### DATA SUPPLIED

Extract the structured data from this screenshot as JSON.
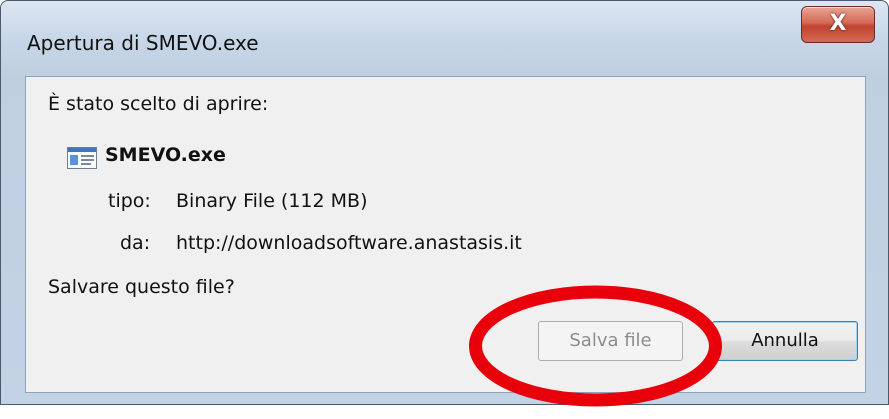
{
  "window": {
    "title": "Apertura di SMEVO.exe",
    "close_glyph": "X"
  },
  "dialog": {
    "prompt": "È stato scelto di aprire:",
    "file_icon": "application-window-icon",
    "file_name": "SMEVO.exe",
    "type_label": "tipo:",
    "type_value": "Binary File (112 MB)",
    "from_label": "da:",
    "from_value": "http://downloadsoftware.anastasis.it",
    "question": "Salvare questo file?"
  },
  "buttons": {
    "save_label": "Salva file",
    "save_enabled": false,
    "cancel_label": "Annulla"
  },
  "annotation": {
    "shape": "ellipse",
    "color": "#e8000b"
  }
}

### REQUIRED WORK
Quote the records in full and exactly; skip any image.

### ANSWER TO THIS EXERCISE
Extract the structured data from this screenshot as JSON.
{
  "window": {
    "title": "Apertura di SMEVO.exe",
    "close_glyph": "X"
  },
  "dialog": {
    "prompt": "È stato scelto di aprire:",
    "file_icon": "application-window-icon",
    "file_name": "SMEVO.exe",
    "type_label": "tipo:",
    "type_value": "Binary File (112 MB)",
    "from_label": "da:",
    "from_value": "http://downloadsoftware.anastasis.it",
    "question": "Salvare questo file?"
  },
  "buttons": {
    "save_label": "Salva file",
    "save_enabled": false,
    "cancel_label": "Annulla"
  },
  "annotation": {
    "shape": "ellipse",
    "color": "#e8000b"
  }
}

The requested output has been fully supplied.